Any advice? Not really. Mary’s recipe is pretty much faultless. And combined with her Masterclass video, only a fool could go wrong with this recipe. However, sadly, BBC have blocked the video on YouTube, so I can’t post the link to it here. Bad times! But it really is a simple recipe. Just follow the instructions step by step.
Less than 30 mins preparation time
30 mins to 1 hour cooking time
Makes 16 brandy snaps
Try piping whipped cream into Mary Berry’s classic brandy snaps for a deliciously retro dessert.
- For the brandy snaps
- 55g/2oz butter
- 55g/2oz demerara sugar
- 55g/2oz golden syrup
- 50g/1¾oz plain flour
- ½ level tsp ground ginger
- ½ tsp lemon juice
- Preheat the oven to 180C/350F/Gas 4. Line two baking trays with baking parchment then oil a thickish handle of a wooden spoon and lay it on a cooling rack.
- Measure the butter, sugar and syrup into a small, heavy-based pan. The easiest way is to measure the butter, then the sugar on the scales (in the pan if you have digital scales), then measure the syrup on top to make up to 165g/6oz total weight.
- Heat gently until the butter has melted and the sugar has dissolved. This will take about 15 minutes over a low heat. Don’t let the mixture boil as it may crystallise. To check when the sugar has dissolved, stir occasionally, pulling the spoon across the bottom of the pan until you can no longer hear the gritty granules being scraped along and most of them have disappeared.
- Leave the mixture to cool slightly, about 2-3 minutes, then sieve in the flour and ginger. Pour in the lemon juice and stir well to mix thoroughly. Drop four teaspoonfuls of the mixture onto each of the prepared baking trays to make neat circles, about 10cm/4in apart.
- Bake in the pre-heated oven for about 10-15 minutes, or until the mixture is well spread out, looks lacey and is a dark golden colour.
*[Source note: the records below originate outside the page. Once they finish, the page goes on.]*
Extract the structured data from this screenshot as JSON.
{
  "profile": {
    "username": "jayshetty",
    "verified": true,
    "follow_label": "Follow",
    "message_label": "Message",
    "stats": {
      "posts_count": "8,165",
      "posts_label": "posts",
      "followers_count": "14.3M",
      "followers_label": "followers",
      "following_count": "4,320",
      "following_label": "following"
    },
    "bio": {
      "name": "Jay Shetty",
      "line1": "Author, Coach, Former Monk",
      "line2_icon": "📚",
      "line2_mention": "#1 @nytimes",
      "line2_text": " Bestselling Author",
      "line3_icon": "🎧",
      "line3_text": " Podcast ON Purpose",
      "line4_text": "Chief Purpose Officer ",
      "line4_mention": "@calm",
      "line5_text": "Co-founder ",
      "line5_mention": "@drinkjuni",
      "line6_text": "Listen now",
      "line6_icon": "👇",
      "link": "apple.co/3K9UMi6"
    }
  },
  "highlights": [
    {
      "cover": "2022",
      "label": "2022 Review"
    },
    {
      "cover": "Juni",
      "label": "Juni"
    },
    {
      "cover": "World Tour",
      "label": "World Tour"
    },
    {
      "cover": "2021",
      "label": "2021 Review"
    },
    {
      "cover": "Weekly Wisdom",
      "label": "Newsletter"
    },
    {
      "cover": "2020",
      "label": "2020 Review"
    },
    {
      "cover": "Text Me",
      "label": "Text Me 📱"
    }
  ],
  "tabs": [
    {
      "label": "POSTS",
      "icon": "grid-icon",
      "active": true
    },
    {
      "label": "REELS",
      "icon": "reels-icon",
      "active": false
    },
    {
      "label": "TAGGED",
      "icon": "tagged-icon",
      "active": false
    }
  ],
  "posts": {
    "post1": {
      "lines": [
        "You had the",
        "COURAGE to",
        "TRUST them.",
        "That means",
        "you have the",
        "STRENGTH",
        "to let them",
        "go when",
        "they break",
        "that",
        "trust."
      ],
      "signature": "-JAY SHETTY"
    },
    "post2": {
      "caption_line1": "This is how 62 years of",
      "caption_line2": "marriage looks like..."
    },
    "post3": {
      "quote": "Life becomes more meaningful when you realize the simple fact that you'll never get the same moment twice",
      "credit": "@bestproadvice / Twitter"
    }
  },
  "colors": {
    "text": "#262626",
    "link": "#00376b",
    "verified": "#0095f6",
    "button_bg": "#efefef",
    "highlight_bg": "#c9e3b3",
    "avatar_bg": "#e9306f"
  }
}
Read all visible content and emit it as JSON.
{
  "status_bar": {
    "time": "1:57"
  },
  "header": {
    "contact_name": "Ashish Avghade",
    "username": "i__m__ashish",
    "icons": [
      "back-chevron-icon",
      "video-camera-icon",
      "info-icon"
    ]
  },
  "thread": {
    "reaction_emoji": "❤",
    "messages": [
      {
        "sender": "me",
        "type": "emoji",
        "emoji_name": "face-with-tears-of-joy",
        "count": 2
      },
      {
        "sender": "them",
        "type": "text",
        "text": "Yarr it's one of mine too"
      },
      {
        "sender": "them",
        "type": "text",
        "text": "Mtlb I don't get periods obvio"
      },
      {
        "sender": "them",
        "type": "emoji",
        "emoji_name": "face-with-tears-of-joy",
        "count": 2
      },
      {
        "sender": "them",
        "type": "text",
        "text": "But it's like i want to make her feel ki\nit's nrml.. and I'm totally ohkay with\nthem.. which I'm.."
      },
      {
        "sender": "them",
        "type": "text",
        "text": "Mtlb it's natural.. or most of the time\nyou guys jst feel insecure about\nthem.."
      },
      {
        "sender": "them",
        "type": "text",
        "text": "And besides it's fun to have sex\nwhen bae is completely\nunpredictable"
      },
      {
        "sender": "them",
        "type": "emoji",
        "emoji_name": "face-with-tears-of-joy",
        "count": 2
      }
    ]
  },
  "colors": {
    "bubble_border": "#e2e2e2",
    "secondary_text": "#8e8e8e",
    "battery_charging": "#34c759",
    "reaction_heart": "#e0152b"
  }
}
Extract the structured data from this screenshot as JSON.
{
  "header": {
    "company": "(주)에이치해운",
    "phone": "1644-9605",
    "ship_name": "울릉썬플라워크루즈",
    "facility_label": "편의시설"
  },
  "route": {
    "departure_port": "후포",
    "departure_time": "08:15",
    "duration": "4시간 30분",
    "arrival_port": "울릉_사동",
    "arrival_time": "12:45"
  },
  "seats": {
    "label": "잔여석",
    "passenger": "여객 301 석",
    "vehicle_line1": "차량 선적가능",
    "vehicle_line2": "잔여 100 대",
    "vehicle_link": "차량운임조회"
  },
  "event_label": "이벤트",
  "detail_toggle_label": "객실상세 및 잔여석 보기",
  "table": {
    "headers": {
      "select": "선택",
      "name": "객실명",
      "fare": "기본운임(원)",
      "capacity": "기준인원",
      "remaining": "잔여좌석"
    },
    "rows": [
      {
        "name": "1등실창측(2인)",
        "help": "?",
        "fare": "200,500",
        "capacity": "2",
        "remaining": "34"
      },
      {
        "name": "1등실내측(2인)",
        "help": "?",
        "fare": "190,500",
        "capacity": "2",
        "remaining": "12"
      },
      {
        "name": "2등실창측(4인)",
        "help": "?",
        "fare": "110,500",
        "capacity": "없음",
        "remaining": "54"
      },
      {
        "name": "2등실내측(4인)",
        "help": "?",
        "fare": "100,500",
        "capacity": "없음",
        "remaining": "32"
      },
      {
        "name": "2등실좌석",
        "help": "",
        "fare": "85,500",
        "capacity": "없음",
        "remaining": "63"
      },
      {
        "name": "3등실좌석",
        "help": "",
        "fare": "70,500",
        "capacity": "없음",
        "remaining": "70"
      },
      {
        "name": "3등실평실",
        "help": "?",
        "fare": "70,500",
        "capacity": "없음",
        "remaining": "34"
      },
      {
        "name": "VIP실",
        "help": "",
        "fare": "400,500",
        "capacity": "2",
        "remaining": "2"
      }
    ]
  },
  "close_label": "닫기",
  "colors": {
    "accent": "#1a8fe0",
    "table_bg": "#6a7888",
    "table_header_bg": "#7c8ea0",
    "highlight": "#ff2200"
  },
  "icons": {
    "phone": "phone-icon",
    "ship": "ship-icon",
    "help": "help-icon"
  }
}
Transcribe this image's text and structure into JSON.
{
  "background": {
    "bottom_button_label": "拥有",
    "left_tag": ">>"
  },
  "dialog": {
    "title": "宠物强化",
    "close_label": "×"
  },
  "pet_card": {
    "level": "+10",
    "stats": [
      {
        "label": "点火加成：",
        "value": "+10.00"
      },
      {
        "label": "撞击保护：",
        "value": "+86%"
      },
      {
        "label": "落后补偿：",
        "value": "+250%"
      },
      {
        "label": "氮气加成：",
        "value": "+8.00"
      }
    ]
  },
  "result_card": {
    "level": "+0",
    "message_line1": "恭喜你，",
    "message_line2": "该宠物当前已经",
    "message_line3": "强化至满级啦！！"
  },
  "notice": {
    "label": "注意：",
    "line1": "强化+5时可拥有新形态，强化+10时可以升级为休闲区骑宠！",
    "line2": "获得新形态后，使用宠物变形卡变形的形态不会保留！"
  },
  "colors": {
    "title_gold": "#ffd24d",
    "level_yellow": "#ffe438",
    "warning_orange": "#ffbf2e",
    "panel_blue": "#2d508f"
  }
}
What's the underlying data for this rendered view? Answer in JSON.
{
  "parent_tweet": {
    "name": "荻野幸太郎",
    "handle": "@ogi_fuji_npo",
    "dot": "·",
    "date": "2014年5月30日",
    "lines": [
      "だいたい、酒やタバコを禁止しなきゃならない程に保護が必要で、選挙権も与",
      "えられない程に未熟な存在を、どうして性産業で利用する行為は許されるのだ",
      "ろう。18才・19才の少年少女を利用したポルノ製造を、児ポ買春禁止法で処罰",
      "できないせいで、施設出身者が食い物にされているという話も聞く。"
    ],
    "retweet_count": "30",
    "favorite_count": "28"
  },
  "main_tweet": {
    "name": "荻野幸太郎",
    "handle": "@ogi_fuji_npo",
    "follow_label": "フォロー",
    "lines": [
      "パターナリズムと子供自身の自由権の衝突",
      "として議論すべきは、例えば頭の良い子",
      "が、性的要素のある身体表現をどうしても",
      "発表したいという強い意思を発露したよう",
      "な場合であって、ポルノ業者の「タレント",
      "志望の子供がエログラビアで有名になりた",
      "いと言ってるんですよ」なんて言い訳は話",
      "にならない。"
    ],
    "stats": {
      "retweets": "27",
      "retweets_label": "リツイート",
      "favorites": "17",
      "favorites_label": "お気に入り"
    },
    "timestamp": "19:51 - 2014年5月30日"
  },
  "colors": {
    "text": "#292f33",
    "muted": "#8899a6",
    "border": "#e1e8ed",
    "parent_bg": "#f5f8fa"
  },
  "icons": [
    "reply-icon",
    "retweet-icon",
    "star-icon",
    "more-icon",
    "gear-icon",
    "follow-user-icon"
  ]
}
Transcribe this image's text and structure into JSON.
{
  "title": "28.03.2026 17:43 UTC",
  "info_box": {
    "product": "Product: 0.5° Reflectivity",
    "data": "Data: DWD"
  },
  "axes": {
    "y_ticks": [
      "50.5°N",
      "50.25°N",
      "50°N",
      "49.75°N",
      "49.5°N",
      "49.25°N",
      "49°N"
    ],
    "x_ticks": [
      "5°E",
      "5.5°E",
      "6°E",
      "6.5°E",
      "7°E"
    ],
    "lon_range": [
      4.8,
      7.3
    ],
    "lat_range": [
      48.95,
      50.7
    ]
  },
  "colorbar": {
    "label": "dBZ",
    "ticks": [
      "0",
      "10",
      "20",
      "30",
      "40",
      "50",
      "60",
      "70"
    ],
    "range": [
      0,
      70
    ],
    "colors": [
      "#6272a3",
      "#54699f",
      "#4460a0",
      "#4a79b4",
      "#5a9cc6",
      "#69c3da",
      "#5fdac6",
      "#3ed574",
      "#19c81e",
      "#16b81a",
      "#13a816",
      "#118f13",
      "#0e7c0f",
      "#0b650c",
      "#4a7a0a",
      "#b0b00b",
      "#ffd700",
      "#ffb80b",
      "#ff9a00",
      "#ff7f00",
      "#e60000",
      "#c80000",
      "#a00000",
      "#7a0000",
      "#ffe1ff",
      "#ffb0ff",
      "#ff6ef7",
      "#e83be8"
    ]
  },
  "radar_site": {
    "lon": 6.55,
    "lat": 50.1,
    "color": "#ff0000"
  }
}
Once baked, you need to work fast to shape the brandy snaps, so its easier if you bake one tray at a time. Remove each tray from the oven and leave for a minute or so to firm up slightly, then lift from the baking parchment using a fish slice. The mixture needs to be just firm enough to remove, but pliable enough to shape. Check by releasing around and under the edges with a small palette knife.
- Quickly roll a circle of the warm mixture around the handle of the wooden spoon, having the join underneath. Press the join lightly together to seal, then slide the brandy snap off the spoon and leave it to firm up on the wire rack, again with the join underneath. If any of the circles on the sheet harden too much to work with, put them back in the oven for a few seconds to soften again. Repeat until all the mixture has been used. If the mixture in the pan becomes too firm to drop in neat spoonfuls, roll a teaspoonful of it into a small smooth ball in your hands, sit it on the baking tray and flatten slightly with your fingers. When cold, store the brandy snaps in an airtight tin or container; they will keep for at least a week.
Recipe courtesy of bbc, full of more advice and videos
How did you get on with this technical challenge? Please send me photos of your completed bakes for inclusion in the humble technical challenge gallery, so we can show off to Paul and Mary.
What can you say about Brandy Snaps? They’re gingery biscuits. They were nice. I think they were nicer on the day I made them. They did keep well, but they seemed to get a bit greasy as they got older. I’m not sure why.
We tried them both with retro squirty cream and with much more sophisticated Chantilly Cream. Of course the latter was much nicer. And with some raspberries, they were quite fairly sophisticated!
Would I make them again? Probably not. But they are easy to do. I’m glad I did it for the “experience” but I can’t say I’ll ever crave a brandy snap. I think they’re probably a dessert garnish or coffee accompaniment more than anything else. But at least I can make them. So that’s an achievement.